The same observations were conducted for this product as in the Example 1. That is, the dot map of the seam section is as shown in FIG. 7, and the penetration by diffusion of the tin into the seam section was maximal, and it was found that the danger of segregation was serious even for plastic processing with low processing rate. Also the SEM photograph of the interior wall of the pipe was as shown in FIG. 8, while the tin and copper dot map was as shown in FIG. 9 and FIG. 10. The tin coating layer had hardly been formed and only the copper diffusion layer had formed. Also, through the SEM photograph, shown by FIG. 11, and the dot map of tin, shown in FIG. 12, it was observed that the tin had turned to a residue, lumped at the bottom of the pipe, so that uniform coating had not been formed.
A diameter 0.5 mm tin wire material was inserted into an electric welded pipe of external diameter 0.8 mm, thickness 0.7 mm, and length 7 m, plated inside with copper plate of thickness 3 μm, and treated as in the Example 1, to form a coating on the interior of the electric walled pipe.
The SEM photograph of the cross section segment, and the tin and copper dot maps of this product were observed by the same method as in the Example 1. As a result, as in Example 1, it was observed that a uniform coating had been formed.

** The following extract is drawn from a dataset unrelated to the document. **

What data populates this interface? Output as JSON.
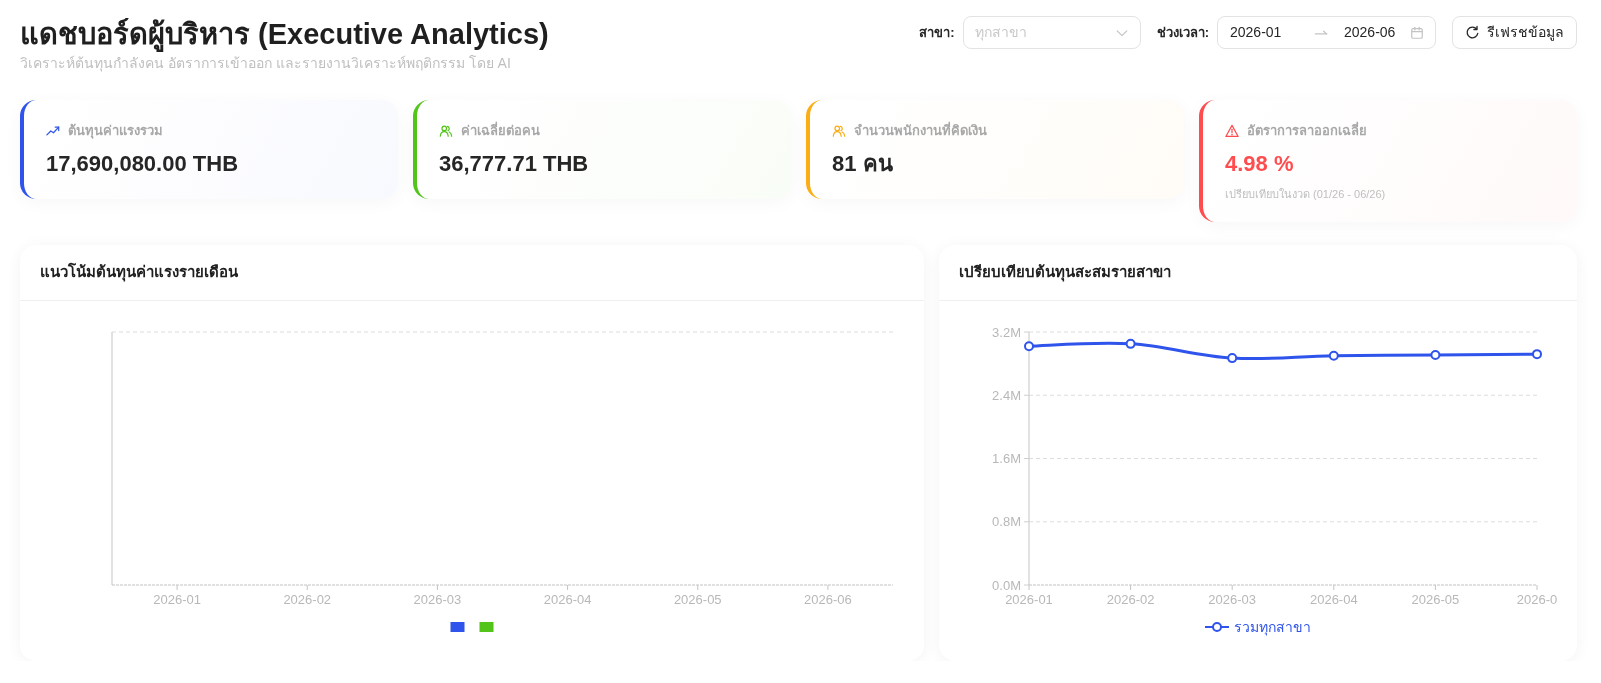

Using an electric welded pipe similar to that used in Example 2, a tin based, zinc plated wire of diameter 0.5 mm was inserted, treated by the same method as in Example 1, to form a coating in the interior of the walled pipe.
Observations, similar to those conducted in the Example 2, were conducted and it was found that a similarily uniform coating had been formed.
Using an electric welded pipe similar to that used in Example 1, a tin-zinc clad wire material of diameter 0.5 mm was inserted in it, treated by the same method as in Example 1, to form a coating in the interior of the electric walled pipe.
Observations, similar to those conducted in the Example 2, were conducted, and it was found that a similarly uniform coating had been formed.
Using an electric walled pipe similar to that used in Example 2, a tin-zinc alloy wire material of diameter 0.5 mm was inserted, treated by the same method as in the Comparative Example 1, and observed by the same method as in Example 2.
As a result, the SEM photograph was as shown in FIG. 13, and the dot map of tin as snown in FIG. 14. Metal corrosion was found to be quite deep, and, furthermore, to have been formed intermittently throughout the length of the pipe.